Thursday, November 15 2012
Because history can be seen to be a malleable artifact, it’s a useful tool to employ when writing fiction. Because history is often chaotic, fiction can be the best way to approach it.
Tuesday, November 13 2012
Even a cursory look at The Big Lebowski and the Gospel reveals that Jesus of Nazareth was an original Dude and Lebowski of Los Angeles is, in his own way, a practitioner of Jesus’ way and life.
The world around us is the world of the book, says Vanessa Veselka. In Zazen, there's a highly fetishized identity politics world that someone is getting lost in.
Tuesday, November 6 2012
Claire Vaye Watkins' first short story collection, Battleborn is winning well-deserved rave reviews. Here, she discusses monkeys in chinaberry trees, Yo La Tengo, and what it's like to be a putter-inner.
Sunday, November 4 2012
Michael Chabon writes with empathy, with earnest reflection and self-consciousness, pervaded by sepia-daubed nostalgia.
Tuesday, October 30 2012
One wonders if Elvis, the Beatles, the Who, et. al. would have gained such importance had TV not been available. Those hips wouldn't have been so polarizing, those haircuts wouldn't have been so cutting edge...
Is Ray Bradbury's classic a horror film? Well, not exactly. Is it a family film? Nah, it has too many genuine scares for the kiddies. Is it perfect for Halloween? Well, Mr. Dark is delightfully wicked...
Sunday, October 28 2012
Teenage outcasts often feel like the world is against them; in 1994, three adolescents in West Memphis, Arkansas, experienced proof that it actually was. Now, despite being freed after 18 years of wrongful imprisonment, the battle of the West Memphis Three is not concluded.
Wednesday, October 24 2012
Is black minstrelsy a celebration of noxious stereotypes or an important part of American culture? Or both?
Wednesday, October 10 2012
Salon editor Joan Walsh’s half-brilliant and half-confused memoir / manifesto posits that many white Americans have historically taken out their frustration over declining opportunities on minorities … and Democrats.
Tuesday, October 9 2012
Before Occupy Wall Street rattled the money merchants, Herman Melville and the Beats shook the city's foundation with gumption and glee.
Monday, October 1 2012
World War II changed the way we eat, live and work on such a fundamental scale that to those in the West it seems like there has never been anything other than the globalized world it created.

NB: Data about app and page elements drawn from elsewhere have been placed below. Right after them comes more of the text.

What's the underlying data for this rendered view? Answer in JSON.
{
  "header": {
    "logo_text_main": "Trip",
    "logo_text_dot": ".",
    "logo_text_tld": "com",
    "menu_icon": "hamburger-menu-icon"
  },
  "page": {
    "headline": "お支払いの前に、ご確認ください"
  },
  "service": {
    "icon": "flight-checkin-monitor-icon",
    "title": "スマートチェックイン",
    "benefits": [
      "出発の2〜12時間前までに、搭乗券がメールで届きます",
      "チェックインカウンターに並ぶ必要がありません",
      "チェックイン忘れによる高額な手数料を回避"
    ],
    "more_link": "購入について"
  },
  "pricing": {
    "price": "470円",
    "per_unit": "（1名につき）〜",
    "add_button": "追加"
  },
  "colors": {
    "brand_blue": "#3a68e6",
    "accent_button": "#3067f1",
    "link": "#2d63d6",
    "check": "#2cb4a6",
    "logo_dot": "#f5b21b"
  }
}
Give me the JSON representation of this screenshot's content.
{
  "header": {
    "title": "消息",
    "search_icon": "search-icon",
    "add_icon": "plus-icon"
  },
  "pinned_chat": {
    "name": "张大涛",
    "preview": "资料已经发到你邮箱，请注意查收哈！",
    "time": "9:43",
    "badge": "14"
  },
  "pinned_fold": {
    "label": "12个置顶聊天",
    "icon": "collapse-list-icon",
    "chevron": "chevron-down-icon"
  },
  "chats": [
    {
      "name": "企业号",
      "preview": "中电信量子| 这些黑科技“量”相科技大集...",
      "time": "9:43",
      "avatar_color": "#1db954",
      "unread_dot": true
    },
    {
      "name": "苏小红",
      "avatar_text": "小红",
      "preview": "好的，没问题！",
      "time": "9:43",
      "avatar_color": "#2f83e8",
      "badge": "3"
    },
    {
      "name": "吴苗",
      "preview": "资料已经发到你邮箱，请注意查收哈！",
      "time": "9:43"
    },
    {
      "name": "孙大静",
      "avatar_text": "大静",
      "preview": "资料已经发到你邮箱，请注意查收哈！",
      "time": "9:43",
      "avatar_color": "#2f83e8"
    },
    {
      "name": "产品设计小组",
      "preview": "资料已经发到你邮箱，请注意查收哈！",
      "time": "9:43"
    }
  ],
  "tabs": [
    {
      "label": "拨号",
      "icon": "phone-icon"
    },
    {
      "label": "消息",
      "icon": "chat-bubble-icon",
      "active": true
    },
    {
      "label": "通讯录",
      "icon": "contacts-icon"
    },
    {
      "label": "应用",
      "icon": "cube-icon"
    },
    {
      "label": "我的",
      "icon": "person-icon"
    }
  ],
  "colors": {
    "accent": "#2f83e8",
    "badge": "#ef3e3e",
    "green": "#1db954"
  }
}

Wednesday, September 19 2012
So expressly "chocolate city", go-go is part art form, part entertainment, and part Washington, D.C. civic totem pole; heading south, bounce is a distinctly and defiantly New Orleansian spin on an established rap genre.
Tuesday, September 18 2012
It Chooses You provides a sketch of the deluxe hipster, one who hardly knows what to make of the poor, the underprivileged, the recently incarcerated, and others who are just plain weird, as opposed to quirky.
Thursday, September 13 2012
Some of Daniel Clowes’ exaggerated bitterness about his vocation comes from a willingness to see himself as just as ridiculous as the characters he gets paid to doodle. But he also harbors a deep disillusionment with art itself.
Sunday, September 9 2012
New York is a symbol that claws its way into the core of stories. It's never just a set piece, never just a grid of architecture. It's a city of multitudes, madness, and muddied values.
Thursday, August 23 2012
After some bland remakes of this classic fairytale, it's nice to see the poison put back into Snow White's apple.
Sunday, August 5 2012
Like the scene in romantic movies where two lovers see each other from across a crowded room and begin running towards one another, culturally the US seems to be rushing towards China as fast as China is rushing towards the US.
Thursday, July 26 2012
Thirty years after the release of Blade Runner, with a remake of Total Recall on the horizon, the work of Philip K. Dick continues to find its way into our cinemas and minds. How did the visions of a paranoid loner become the most relevant science fiction of our time?
Monday, June 25 2012
The film, Never Let Me Go, follows the book relatively well, although it eliminates some of the story, and isn't able to mirror the novel's careful and timed revelations about the mystery of Hailsham's students.